Task directions.
Each line in the entries below that holds the string "JSON" is to be listed.

Segment Start: Exercise input

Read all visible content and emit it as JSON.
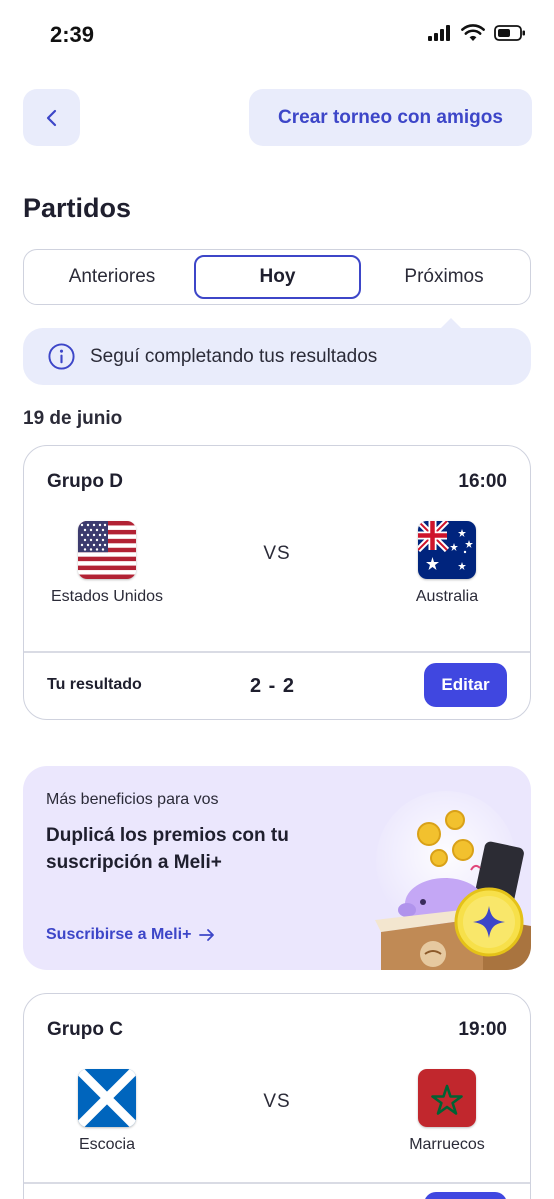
{
  "status_bar": {
    "time": "2:39"
  },
  "header": {
    "create_label": "Crear torneo con amigos"
  },
  "page": {
    "title": "Partidos"
  },
  "tabs": [
    {
      "label": "Anteriores",
      "selected": false
    },
    {
      "label": "Hoy",
      "selected": true
    },
    {
      "label": "Próximos",
      "selected": false
    }
  ],
  "info_banner": {
    "text": "Seguí completando tus resultados",
    "icon": "info-icon"
  },
  "date_label": "19 de junio",
  "matches": [
    {
      "group": "Grupo D",
      "time": "16:00",
      "home": {
        "name": "Estados Unidos",
        "flag": "usa-flag"
      },
      "away": {
        "name": "Australia",
        "flag": "australia-flag"
      },
      "vs": "VS",
      "result_label": "Tu resultado",
      "score": "2 - 2",
      "edit_label": "Editar"
    },
    {
      "group": "Grupo C",
      "time": "19:00",
      "home": {
        "name": "Escocia",
        "flag": "scotland-flag"
      },
      "away": {
        "name": "Marruecos",
        "flag": "morocco-flag"
      },
      "vs": "VS"
    }
  ],
  "promo": {
    "subtitle": "Más beneficios para vos",
    "title": "Duplicá los premios con tu suscripción a Meli+",
    "link": "Suscribirse a Meli+"
  },
  "colors": {
    "accent": "#3d46c8",
    "button": "#4047e0",
    "soft_bg": "#e9ecfb",
    "promo_bg": "#ebe7fd"
  }
}
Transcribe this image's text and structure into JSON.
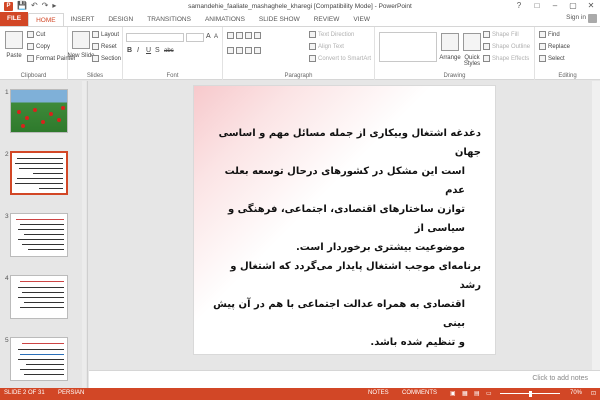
{
  "window": {
    "title": "samandehie_faaliate_mashaghele_kharegi [Compatibility Mode] - PowerPoint",
    "controls": [
      "?",
      "□",
      "–",
      "▢",
      "✕"
    ],
    "app_icon_letter": "P"
  },
  "quick_access": [
    "💾",
    "↶",
    "↷",
    "▸"
  ],
  "tabs": [
    "FILE",
    "HOME",
    "INSERT",
    "DESIGN",
    "TRANSITIONS",
    "ANIMATIONS",
    "SLIDE SHOW",
    "REVIEW",
    "VIEW"
  ],
  "active_tab": "HOME",
  "signin": "Sign in",
  "ribbon": {
    "clipboard": {
      "label": "Clipboard",
      "paste": "Paste",
      "cut": "Cut",
      "copy": "Copy",
      "format_painter": "Format Painter"
    },
    "slides": {
      "label": "Slides",
      "new_slide": "New Slide",
      "layout": "Layout",
      "reset": "Reset",
      "section": "Section"
    },
    "font": {
      "label": "Font",
      "bold": "B",
      "italic": "I",
      "underline": "U",
      "shadow": "S",
      "strike": "abc",
      "grow": "A",
      "shrink": "A"
    },
    "paragraph": {
      "label": "Paragraph",
      "text_direction": "Text Direction",
      "align_text": "Align Text",
      "convert_smartart": "Convert to SmartArt"
    },
    "drawing": {
      "label": "Drawing",
      "arrange": "Arrange",
      "quick_styles": "Quick Styles",
      "shape_fill": "Shape Fill",
      "shape_outline": "Shape Outline",
      "shape_effects": "Shape Effects"
    },
    "editing": {
      "label": "Editing",
      "find": "Find",
      "replace": "Replace",
      "select": "Select"
    }
  },
  "thumbnails": [
    {
      "number": "1"
    },
    {
      "number": "2"
    },
    {
      "number": "3"
    },
    {
      "number": "4"
    },
    {
      "number": "5"
    }
  ],
  "slide": {
    "lines": [
      "دغدغه اشتغال وبیکاری از جمله مسائل مهم و اساسی جهان",
      "است این مشکل در کشورهای درحال توسعه بعلت عدم",
      "توازن ساختارهای اقتصادی، اجتماعی، فرهنگی و سیاسی از",
      "موضوعیت بیشتری برخوردار است.",
      "برنامه‌ای موجب اشتغال پایدار می‌گردد که اشتغال و رشد",
      "اقتصادی به همراه عدالت اجتماعی با هم در آن پیش بینی",
      "و تنظیم شده باشد."
    ]
  },
  "notes_placeholder": "Click to add notes",
  "status": {
    "slide_info": "SLIDE 2 OF 31",
    "language": "PERSIAN",
    "notes": "NOTES",
    "comments": "COMMENTS",
    "zoom": "70%"
  },
  "colors": {
    "accent": "#d24726",
    "status_bar": "#d24726"
  }
}
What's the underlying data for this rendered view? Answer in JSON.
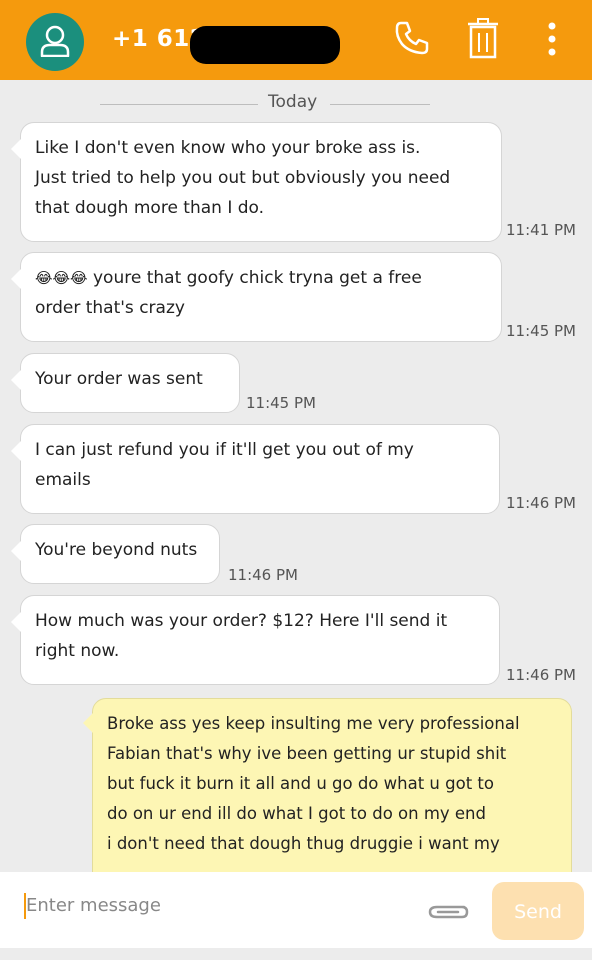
{
  "header": {
    "contact_number": "+1 612–",
    "icons": [
      "person-icon",
      "phone-icon",
      "trash-icon",
      "more-vert-icon"
    ],
    "background": "#f59a0d",
    "avatar_color": "#1b8f7d"
  },
  "thread": {
    "date_divider": "Today",
    "messages": [
      {
        "direction": "incoming",
        "lines": [
          "Like I don't even know who your broke ass is.",
          "Just tried to help you out but obviously you need",
          "that dough more than I do."
        ],
        "time": "11:41 PM"
      },
      {
        "direction": "incoming",
        "emoji": "😂😂😂",
        "lines": [
          "youre that goofy chick tryna get a free",
          "order that's crazy"
        ],
        "time": "11:45 PM"
      },
      {
        "direction": "incoming",
        "lines": [
          "Your order was sent"
        ],
        "time": "11:45 PM"
      },
      {
        "direction": "incoming",
        "lines": [
          "I can just refund you if it'll get you out of my",
          "emails"
        ],
        "time": "11:46 PM"
      },
      {
        "direction": "incoming",
        "lines": [
          "You're beyond nuts"
        ],
        "time": "11:46 PM"
      },
      {
        "direction": "incoming",
        "lines": [
          "How much was your order? $12? Here I'll send it",
          "right now."
        ],
        "time": "11:46 PM"
      },
      {
        "direction": "outgoing",
        "lines": [
          "Broke ass yes keep insulting me very professional",
          "Fabian that's why ive been getting ur stupid shit",
          "but fuck it burn it all and u go do what u got to",
          "do on ur end ill do what I got to do on my end",
          "i don't need that dough thug druggie i want my"
        ]
      }
    ]
  },
  "composer": {
    "placeholder": "Enter message",
    "send_label": "Send",
    "accent": "#f59a0d"
  }
}
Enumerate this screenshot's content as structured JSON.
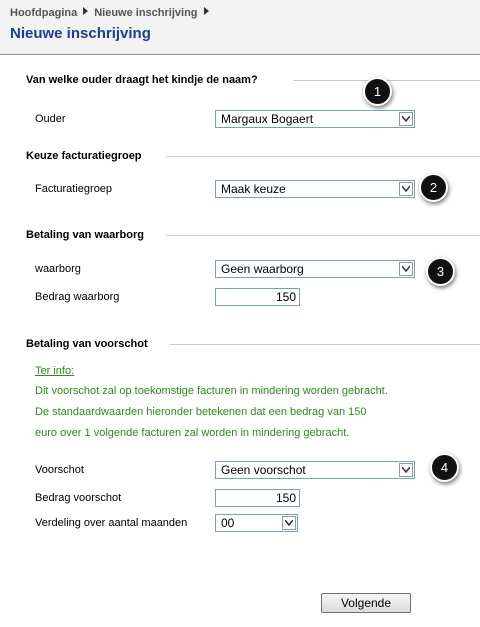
{
  "breadcrumb": {
    "items": [
      "Hoofdpagina",
      "Nieuwe inschrijving"
    ]
  },
  "page_title": "Nieuwe inschrijving",
  "sections": {
    "ouder": {
      "heading": "Van welke ouder draagt het kindje de naam?",
      "label": "Ouder",
      "value": "Margaux Bogaert",
      "badge": "1"
    },
    "facturatie": {
      "heading": "Keuze facturatiegroep",
      "label": "Facturatiegroep",
      "value": "Maak keuze",
      "badge": "2"
    },
    "waarborg": {
      "heading": "Betaling van waarborg",
      "label": "waarborg",
      "value": "Geen waarborg",
      "badge": "3",
      "amount_label": "Bedrag waarborg",
      "amount_value": "150"
    },
    "voorschot": {
      "heading": "Betaling van voorschot",
      "info_title": "Ter info:",
      "info_lines": [
        "Dit voorschot zal op toekomstige facturen in mindering worden gebracht.",
        "De standaardwaarden hieronder betekenen dat een bedrag van 150",
        "euro over 1 volgende facturen zal worden in mindering gebracht."
      ],
      "label": "Voorschot",
      "value": "Geen voorschot",
      "badge": "4",
      "amount_label": "Bedrag voorschot",
      "amount_value": "150",
      "months_label": "Verdeling over aantal maanden",
      "months_value": "00"
    }
  },
  "next_button": "Volgende",
  "colors": {
    "title": "#1b3f94",
    "info_text": "#2a8c1a",
    "select_border": "#7f9db9"
  }
}
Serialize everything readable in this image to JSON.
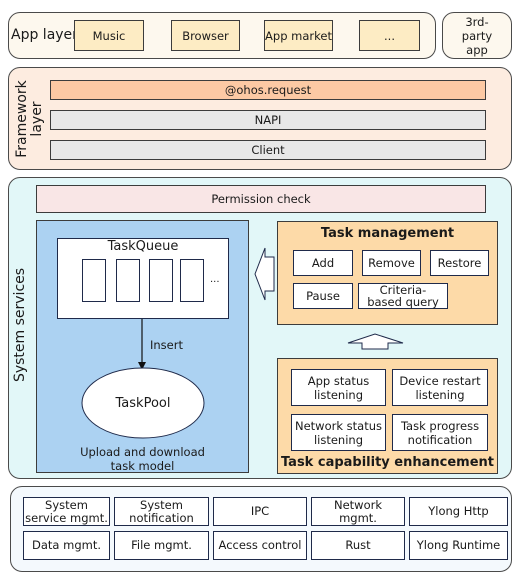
{
  "app_layer": {
    "label": "App layer",
    "apps": [
      "Music",
      "Browser",
      "App market",
      "..."
    ],
    "third_party": "3rd-party app"
  },
  "framework_layer": {
    "label_line1": "Framework",
    "label_line2": "layer",
    "bars": [
      "@ohos.request",
      "NAPI",
      "Client"
    ]
  },
  "system_services": {
    "label": "System services",
    "permission_check": "Permission check",
    "task_model": {
      "queue_title": "TaskQueue",
      "queue_ellipsis": "...",
      "insert_label": "Insert",
      "pool_label": "TaskPool",
      "caption_line1": "Upload and download",
      "caption_line2": "task model"
    },
    "task_management": {
      "title": "Task management",
      "actions": [
        "Add",
        "Remove",
        "Restore",
        "Pause",
        "Criteria-based query"
      ]
    },
    "task_capability": {
      "title": "Task capability enhancement",
      "items": [
        {
          "line1": "App status",
          "line2": "listening"
        },
        {
          "line1": "Device restart",
          "line2": "listening"
        },
        {
          "line1": "Network status",
          "line2": "listening"
        },
        {
          "line1": "Task progress",
          "line2": "notification"
        }
      ]
    }
  },
  "base_layer": {
    "row1": [
      {
        "line1": "System",
        "line2": "service mgmt."
      },
      {
        "line1": "System",
        "line2": "notification"
      },
      {
        "line1": "IPC",
        "line2": ""
      },
      {
        "line1": "Network",
        "line2": "mgmt."
      },
      {
        "line1": "Ylong Http",
        "line2": ""
      }
    ],
    "row2": [
      "Data mgmt.",
      "File mgmt.",
      "Access control",
      "Rust",
      "Ylong Runtime"
    ]
  },
  "colors": {
    "app_box": "#fdecc4",
    "request_bar": "#fcc9a4",
    "gray_bar": "#e8e8e8",
    "permission": "#f9e6e6",
    "task_model": "#acd2f2",
    "orange_panel": "#fddaa8",
    "system_bg": "#e2f7f8"
  }
}
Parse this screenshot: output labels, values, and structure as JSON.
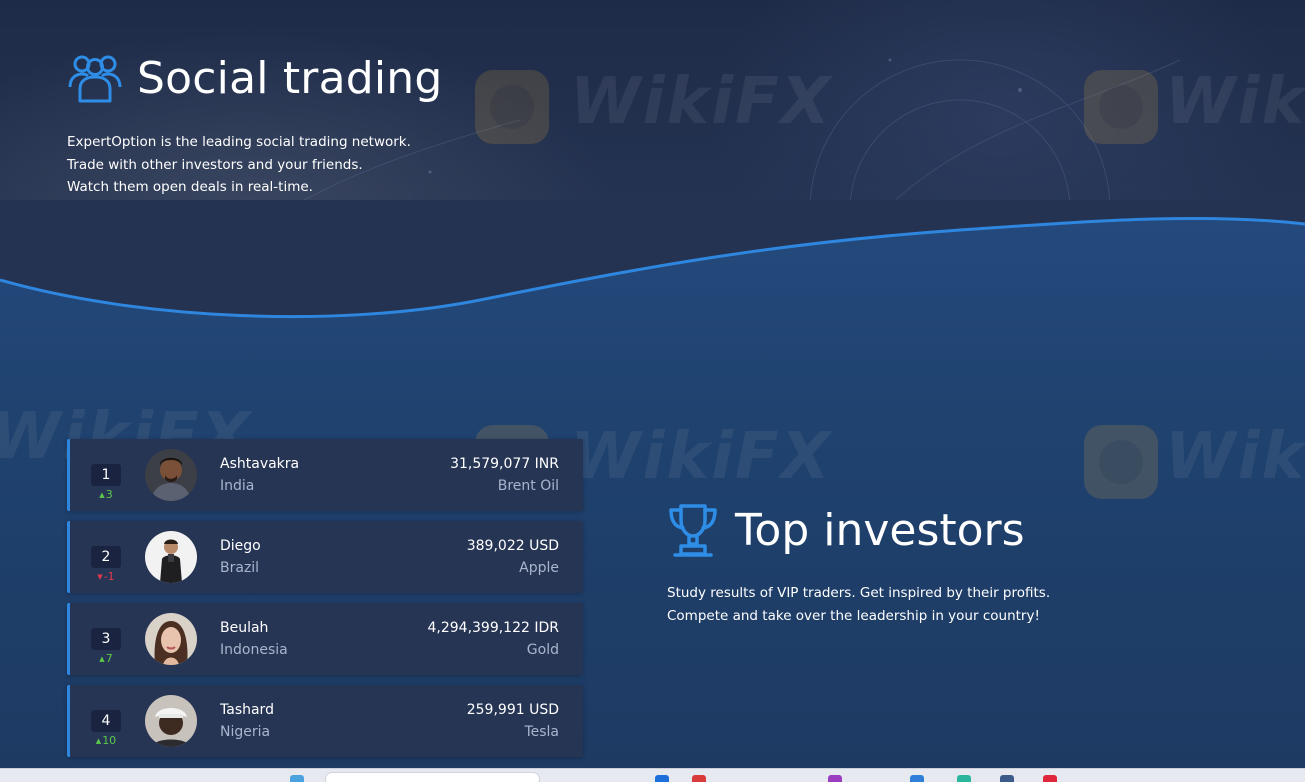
{
  "hero": {
    "title": "Social trading",
    "icon": "users-group-icon",
    "description": [
      "ExpertOption is the leading social trading network.",
      "Trade with other investors and your friends.",
      "Watch them open deals in real-time."
    ]
  },
  "leaderboard": [
    {
      "rank": "1",
      "change": "3",
      "direction": "up",
      "name": "Ashtavakra",
      "country": "India",
      "amount": "31,579,077 INR",
      "asset": "Brent Oil"
    },
    {
      "rank": "2",
      "change": "-1",
      "direction": "down",
      "name": "Diego",
      "country": "Brazil",
      "amount": "389,022 USD",
      "asset": "Apple"
    },
    {
      "rank": "3",
      "change": "7",
      "direction": "up",
      "name": "Beulah",
      "country": "Indonesia",
      "amount": "4,294,399,122 IDR",
      "asset": "Gold"
    },
    {
      "rank": "4",
      "change": "10",
      "direction": "up",
      "name": "Tashard",
      "country": "Nigeria",
      "amount": "259,991 USD",
      "asset": "Tesla"
    }
  ],
  "top_investors": {
    "title": "Top investors",
    "icon": "trophy-icon",
    "description": [
      "Study results of VIP traders. Get inspired by their profits.",
      "Compete and take over the leadership in your country!"
    ]
  },
  "watermark": {
    "text": "WikiFX"
  },
  "colors": {
    "accent": "#2e86de",
    "card": "#273555",
    "up": "#5cc84a",
    "down": "#e2374b",
    "muted_text": "#a8b5cc"
  }
}
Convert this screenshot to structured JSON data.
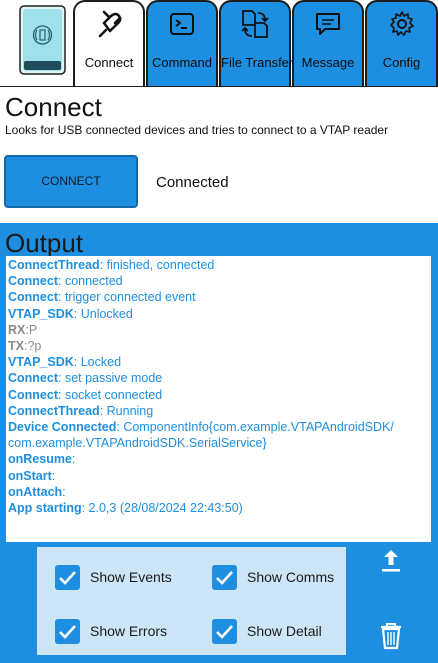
{
  "tabs": [
    {
      "label": "Connect",
      "icon": "plug-icon",
      "active": true
    },
    {
      "label": "Command",
      "icon": "terminal-icon",
      "active": false
    },
    {
      "label": "File Transfer",
      "icon": "file-transfer-icon",
      "active": false
    },
    {
      "label": "Message",
      "icon": "chat-icon",
      "active": false
    },
    {
      "label": "Config",
      "icon": "gear-icon",
      "active": false
    }
  ],
  "connect": {
    "title": "Connect",
    "description": "Looks for USB connected devices and tries to connect to a VTAP reader",
    "button_label": "CONNECT",
    "status": "Connected"
  },
  "output": {
    "title": "Output",
    "log": [
      {
        "key": "ConnectThread",
        "text": ": finished, connected"
      },
      {
        "key": "Connect",
        "text": ":  connected"
      },
      {
        "key": "Connect",
        "text": ": trigger connected event"
      },
      {
        "key": "VTAP_SDK",
        "text": ": Unlocked"
      },
      {
        "key": "RX",
        "text": ":P"
      },
      {
        "key": "TX",
        "text": ":?p"
      },
      {
        "key": "VTAP_SDK",
        "text": ": Locked"
      },
      {
        "key": "Connect",
        "text": ": set passive mode"
      },
      {
        "key": "Connect",
        "text": ":  socket connected"
      },
      {
        "key": "ConnectThread",
        "text": ": Running"
      },
      {
        "key": "Device Connected",
        "text": ": ComponentInfo{com.example.VTAPAndroidSDK/"
      },
      {
        "key": "",
        "text": "com.example.VTAPAndroidSDK.SerialService}"
      },
      {
        "key": "onResume",
        "text": ":"
      },
      {
        "key": "onStart",
        "text": ":"
      },
      {
        "key": "onAttach",
        "text": ":"
      },
      {
        "key": "App starting",
        "text": ": 2.0,3 (28/08/2024 22:43:50)"
      }
    ]
  },
  "options": {
    "show_events": {
      "label": "Show Events",
      "checked": true
    },
    "show_comms": {
      "label": "Show Comms",
      "checked": true
    },
    "show_errors": {
      "label": "Show Errors",
      "checked": true
    },
    "show_detail": {
      "label": "Show Detail",
      "checked": true
    }
  },
  "actions": {
    "upload_icon": "upload-icon",
    "delete_icon": "trash-icon"
  },
  "colors": {
    "accent": "#1e8fe0",
    "log_text": "#1e8fe0",
    "log_grey": "#8a8a8a",
    "options_bg": "#cde6f7"
  }
}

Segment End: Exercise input

Worked solution.
Read all visible content and emit it as JSON.
Transcribe this image's text and structure into JSON.
What's the underlying data for this rendered view? Answer in JSON.
Enumerate this screenshot's content as structured JSON.
Serialize everything readable in this image to JSON.
Parse this screenshot: output labels, values, and structure as JSON.
Convert this screenshot to structured JSON data.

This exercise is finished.